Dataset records

-=-=-=-=-

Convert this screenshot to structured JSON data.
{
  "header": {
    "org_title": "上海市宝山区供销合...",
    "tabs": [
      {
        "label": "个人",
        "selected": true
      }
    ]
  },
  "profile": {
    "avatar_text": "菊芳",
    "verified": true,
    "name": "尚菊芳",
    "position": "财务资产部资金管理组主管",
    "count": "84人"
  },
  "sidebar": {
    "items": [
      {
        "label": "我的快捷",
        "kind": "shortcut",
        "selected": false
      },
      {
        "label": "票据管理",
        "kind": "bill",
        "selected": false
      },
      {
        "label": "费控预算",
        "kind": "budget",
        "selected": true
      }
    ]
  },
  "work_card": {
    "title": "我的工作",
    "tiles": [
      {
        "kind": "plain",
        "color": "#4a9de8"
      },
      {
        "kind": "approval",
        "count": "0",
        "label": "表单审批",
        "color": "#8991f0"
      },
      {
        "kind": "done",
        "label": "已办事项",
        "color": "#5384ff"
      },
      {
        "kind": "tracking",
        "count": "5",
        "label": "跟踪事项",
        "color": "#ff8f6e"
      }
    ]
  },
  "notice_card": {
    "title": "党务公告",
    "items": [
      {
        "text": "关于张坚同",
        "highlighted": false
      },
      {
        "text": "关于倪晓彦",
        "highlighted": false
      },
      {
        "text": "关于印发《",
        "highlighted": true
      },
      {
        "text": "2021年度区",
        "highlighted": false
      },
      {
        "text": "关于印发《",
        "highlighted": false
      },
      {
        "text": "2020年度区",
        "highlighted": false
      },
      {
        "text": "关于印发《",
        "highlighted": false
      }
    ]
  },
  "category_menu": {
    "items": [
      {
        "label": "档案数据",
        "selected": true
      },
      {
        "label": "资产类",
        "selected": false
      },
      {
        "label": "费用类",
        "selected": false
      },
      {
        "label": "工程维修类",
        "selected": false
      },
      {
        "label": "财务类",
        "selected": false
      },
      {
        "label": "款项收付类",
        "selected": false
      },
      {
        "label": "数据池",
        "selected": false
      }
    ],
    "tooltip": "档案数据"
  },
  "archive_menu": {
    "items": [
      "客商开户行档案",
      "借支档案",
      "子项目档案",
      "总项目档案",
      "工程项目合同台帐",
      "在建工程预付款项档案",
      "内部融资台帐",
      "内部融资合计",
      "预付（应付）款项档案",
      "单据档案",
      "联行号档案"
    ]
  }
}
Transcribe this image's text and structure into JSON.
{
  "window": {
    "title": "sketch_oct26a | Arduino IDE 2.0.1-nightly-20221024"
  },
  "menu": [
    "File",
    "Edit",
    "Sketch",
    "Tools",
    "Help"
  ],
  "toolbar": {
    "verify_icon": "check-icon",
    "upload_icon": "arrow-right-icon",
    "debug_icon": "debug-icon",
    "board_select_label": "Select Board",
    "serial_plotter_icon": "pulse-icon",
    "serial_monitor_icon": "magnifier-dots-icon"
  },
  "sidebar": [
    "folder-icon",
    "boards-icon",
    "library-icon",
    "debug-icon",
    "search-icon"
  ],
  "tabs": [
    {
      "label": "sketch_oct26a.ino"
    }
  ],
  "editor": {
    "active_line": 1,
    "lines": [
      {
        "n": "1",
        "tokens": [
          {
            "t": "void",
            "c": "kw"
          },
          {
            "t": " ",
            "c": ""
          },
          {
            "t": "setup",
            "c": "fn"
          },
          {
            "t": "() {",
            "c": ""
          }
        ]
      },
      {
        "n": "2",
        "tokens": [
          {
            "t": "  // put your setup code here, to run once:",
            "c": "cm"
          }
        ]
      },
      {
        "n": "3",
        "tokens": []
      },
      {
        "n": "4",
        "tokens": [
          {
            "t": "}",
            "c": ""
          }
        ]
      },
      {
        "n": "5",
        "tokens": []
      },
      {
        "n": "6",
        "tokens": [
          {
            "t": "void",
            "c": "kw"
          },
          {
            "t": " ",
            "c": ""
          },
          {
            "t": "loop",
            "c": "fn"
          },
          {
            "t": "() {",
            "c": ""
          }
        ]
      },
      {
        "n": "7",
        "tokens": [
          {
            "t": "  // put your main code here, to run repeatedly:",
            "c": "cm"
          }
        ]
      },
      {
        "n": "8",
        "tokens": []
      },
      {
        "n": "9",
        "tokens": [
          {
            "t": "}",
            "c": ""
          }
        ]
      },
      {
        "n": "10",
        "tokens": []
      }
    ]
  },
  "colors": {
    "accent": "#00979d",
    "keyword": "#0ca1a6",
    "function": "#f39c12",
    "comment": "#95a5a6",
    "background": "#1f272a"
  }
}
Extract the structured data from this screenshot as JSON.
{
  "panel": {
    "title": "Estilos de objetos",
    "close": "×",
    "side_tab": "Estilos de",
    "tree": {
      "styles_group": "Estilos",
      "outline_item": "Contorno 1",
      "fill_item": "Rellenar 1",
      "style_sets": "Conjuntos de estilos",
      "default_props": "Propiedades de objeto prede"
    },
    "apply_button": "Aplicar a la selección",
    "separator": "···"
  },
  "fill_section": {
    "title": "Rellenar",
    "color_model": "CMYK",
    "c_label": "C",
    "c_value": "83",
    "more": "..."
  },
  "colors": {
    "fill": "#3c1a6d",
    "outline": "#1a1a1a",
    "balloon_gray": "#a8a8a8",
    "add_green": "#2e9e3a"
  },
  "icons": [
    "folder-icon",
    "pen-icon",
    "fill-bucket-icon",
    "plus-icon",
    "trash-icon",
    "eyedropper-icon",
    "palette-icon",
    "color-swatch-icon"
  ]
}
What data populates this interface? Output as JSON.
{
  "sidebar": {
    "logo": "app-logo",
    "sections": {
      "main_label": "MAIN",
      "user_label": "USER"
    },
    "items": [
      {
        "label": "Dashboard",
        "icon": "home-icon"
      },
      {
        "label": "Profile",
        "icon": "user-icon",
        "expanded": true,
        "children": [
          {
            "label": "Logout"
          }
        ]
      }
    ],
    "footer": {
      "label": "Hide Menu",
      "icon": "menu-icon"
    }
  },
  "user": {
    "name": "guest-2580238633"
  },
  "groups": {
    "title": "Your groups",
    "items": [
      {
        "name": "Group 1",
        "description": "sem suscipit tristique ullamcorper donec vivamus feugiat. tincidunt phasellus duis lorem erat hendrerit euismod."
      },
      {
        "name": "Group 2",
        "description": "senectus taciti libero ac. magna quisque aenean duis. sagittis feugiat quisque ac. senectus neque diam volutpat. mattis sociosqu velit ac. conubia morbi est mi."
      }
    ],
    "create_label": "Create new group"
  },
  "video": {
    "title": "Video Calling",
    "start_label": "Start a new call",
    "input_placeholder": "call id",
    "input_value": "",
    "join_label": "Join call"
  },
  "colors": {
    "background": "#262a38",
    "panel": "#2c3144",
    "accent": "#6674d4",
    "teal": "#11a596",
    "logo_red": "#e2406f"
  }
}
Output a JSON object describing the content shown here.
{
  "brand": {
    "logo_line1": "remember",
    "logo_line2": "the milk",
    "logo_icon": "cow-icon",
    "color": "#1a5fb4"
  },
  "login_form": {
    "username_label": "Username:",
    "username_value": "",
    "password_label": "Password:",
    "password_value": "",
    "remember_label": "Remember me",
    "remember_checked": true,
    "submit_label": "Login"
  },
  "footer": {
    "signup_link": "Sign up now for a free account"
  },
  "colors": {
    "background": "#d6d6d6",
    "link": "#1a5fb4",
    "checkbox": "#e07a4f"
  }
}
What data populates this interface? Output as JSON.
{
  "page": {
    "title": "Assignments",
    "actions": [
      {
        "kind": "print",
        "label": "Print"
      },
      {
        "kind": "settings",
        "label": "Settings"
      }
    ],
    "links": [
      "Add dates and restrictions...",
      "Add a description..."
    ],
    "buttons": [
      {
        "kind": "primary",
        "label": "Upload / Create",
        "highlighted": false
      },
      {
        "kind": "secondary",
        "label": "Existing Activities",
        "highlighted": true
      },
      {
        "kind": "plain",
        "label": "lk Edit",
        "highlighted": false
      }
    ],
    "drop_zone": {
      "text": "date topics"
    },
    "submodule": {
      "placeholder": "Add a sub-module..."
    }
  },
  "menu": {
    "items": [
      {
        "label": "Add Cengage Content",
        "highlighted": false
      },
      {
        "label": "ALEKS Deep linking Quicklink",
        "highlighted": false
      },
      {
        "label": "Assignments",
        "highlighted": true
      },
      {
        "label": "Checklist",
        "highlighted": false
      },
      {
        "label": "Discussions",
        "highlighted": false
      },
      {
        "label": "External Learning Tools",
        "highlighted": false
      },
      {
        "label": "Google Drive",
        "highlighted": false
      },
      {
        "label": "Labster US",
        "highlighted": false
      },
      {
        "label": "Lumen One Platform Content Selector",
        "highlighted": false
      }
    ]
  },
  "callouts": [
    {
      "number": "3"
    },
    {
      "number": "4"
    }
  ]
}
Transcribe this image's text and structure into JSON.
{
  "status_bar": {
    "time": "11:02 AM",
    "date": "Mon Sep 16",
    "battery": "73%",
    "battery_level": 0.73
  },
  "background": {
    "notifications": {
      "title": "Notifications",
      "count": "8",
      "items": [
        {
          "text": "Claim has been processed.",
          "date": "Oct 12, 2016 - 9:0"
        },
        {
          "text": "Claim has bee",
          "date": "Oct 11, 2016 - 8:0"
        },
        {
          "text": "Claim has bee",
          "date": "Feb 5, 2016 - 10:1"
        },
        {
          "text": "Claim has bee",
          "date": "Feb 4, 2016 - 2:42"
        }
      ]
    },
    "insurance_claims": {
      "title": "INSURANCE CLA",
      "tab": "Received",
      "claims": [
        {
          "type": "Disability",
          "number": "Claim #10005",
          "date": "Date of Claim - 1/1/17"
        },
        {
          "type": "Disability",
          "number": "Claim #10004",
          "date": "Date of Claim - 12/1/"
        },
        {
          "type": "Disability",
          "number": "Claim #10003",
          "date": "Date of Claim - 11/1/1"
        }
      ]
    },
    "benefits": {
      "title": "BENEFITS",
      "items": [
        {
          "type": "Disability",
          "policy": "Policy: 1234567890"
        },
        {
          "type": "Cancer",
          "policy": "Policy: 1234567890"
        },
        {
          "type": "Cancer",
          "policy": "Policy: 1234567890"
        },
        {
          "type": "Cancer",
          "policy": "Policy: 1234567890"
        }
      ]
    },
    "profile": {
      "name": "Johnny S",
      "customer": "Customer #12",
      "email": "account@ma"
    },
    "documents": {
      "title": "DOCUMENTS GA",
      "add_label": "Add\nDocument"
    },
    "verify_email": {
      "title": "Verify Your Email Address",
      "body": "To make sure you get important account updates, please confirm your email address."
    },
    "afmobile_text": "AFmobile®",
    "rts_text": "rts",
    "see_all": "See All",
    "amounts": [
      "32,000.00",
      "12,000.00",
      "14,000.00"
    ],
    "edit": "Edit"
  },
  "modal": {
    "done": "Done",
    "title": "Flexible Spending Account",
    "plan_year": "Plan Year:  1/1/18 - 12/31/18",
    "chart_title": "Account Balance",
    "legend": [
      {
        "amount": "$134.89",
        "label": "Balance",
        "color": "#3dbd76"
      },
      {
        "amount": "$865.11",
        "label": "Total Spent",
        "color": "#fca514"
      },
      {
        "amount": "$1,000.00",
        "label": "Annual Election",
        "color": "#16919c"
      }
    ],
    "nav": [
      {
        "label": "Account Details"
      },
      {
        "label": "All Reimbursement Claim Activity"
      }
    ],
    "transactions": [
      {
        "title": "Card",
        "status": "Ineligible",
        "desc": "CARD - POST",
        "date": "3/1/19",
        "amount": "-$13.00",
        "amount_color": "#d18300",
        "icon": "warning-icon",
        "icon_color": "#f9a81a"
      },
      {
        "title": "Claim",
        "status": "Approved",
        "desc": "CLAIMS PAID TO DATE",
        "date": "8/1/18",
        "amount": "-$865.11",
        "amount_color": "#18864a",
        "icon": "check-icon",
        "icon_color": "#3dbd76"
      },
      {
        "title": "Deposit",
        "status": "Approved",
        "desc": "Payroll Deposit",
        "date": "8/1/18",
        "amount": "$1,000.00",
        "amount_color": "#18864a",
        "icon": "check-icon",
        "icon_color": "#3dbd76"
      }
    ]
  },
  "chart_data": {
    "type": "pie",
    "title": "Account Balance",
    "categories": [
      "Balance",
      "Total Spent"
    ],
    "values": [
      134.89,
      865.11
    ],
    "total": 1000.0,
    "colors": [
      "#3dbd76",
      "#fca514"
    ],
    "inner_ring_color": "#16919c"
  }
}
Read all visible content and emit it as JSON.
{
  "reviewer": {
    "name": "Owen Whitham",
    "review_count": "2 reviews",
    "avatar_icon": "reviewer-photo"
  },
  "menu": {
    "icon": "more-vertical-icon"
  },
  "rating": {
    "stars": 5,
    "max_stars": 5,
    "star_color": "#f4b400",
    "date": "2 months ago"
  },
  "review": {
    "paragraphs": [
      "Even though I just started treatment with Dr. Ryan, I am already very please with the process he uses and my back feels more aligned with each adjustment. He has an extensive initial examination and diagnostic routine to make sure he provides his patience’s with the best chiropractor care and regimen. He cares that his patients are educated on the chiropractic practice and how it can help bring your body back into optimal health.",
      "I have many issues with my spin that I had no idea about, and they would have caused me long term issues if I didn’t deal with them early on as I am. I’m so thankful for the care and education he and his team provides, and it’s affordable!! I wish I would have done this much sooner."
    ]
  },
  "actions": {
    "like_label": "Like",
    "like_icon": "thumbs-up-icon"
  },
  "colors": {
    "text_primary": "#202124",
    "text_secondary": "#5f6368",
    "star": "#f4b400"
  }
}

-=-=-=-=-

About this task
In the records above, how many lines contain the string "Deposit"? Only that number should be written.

Answer to the exercise
2